At least 20% of the total number of dwellings on the site will be negotiated for subsidised social rented housing and an additional 2-5% will be for other types of affordable tenure.

As part of this provision, the borough council will seek suitable affordable housing for special needs on those sites referred to in Policy H13.

On sites outside the proposed development west of the A1(M) at Stevenage, the borough council will seek the provision of affordable housing on smaller sites where these sites form part, or reasonably could form part, of a larger development.

Relaxation of this policy will only be considered where it can be proved that:

(a) there will be particular costs associated with the development of the site e.g. infrastructure or contamination; and
(b) The provision of affordable housing on the site would prejudice the realisation of other planning objectives for the site.

Affordable housing will be expected to be provided on site to ensure an appropriate mix and balance.
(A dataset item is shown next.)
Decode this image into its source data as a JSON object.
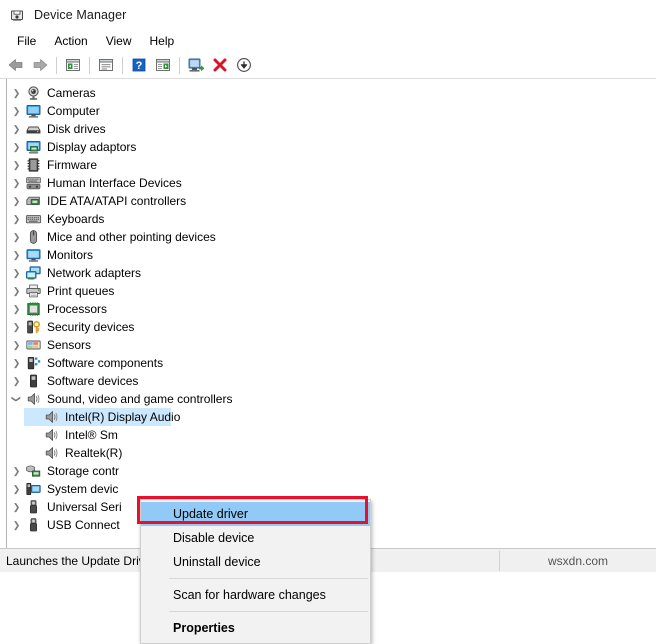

A financial contribution towards affordable housing on another site will only be considered where:

(A) It can be proved preferable for planning reasons; and
(B) It would relate to a suitable alternative site; and
(C) It can be brought forward for development within a similar timescale.

3.8.9 In order to ensure that affordable housing provision meets local housing needs, developers will be expected to have regard to the Borough Council’s housing needs study. This sets out the type of affordable housing which meets local needs. Management of affordable housing after development is generally expected to be carried out by transferring the affordable housing units to an RSL. The Borough Council has a list of preferred RSL’s. In order to facilitate this it is important that developers involve the RSL at an early stage to ensure that the affordable units are of a standard to meet their requirements. Where the units are not intended to be transferred to an RSL the criteria in policy H16 will apply.


In order to secure affordable housing the following planning conditions will be applied or planning obligations will be sought to ensure that:

(a) the affordable housing units will be transferred to a registered social landlord: or

(b) the levels of rent, mortgage repayment or other equivalent payments for affordable properties are restricted to being no higher than the housing corporation rent cap; and

(C) priority is given to people on or eligible to be on the council’s housing register. If, after 6 weeks (in the case of a rented property) or 3 months (in the case of an owner occupied or shared ownership property) a suitable occupant is not found, then people on, or eligible to be on the housing registers of adjoining authorities will be accepted.

Additionally the affordable housing element is built for occupation in accordance with an agreed phased development of the whole site.

3.8.10 Large sites, which have been allocated in policies H2 and H3, will be expected to contribute to the provision of affordable housing in the town, these have been identified in policy H17.


The Borough Council has identified the following sites for affordable housing:

Site Area (ha)
1. Corey’s Mount Part
2. Stevenage West Part
3. Pond Close Part
4. Round Diamond School Part
5. Six Hills Way/ Brittain Way Part
6. Ferrier Road Part
7. Hertford Road Part
8. London Road/Old Knebworth Lane Part
9. Shephall View Part
10. Larkinson and Fairview Road Allotments (part) Part
11. Walkern Road Allotments (part) Part
12. Fairview Road Playing Fields Part
13. Nokeside 0.3

Policy SW12

3.8.11 There may be a limited number of sites, not allocated in this plan for housing, which may come forward for consideration. These will be assessed against a number of policies in this plan, this will include their ability to secure affordable housing for local needs and their contribution to the requirements for special needs accommodation.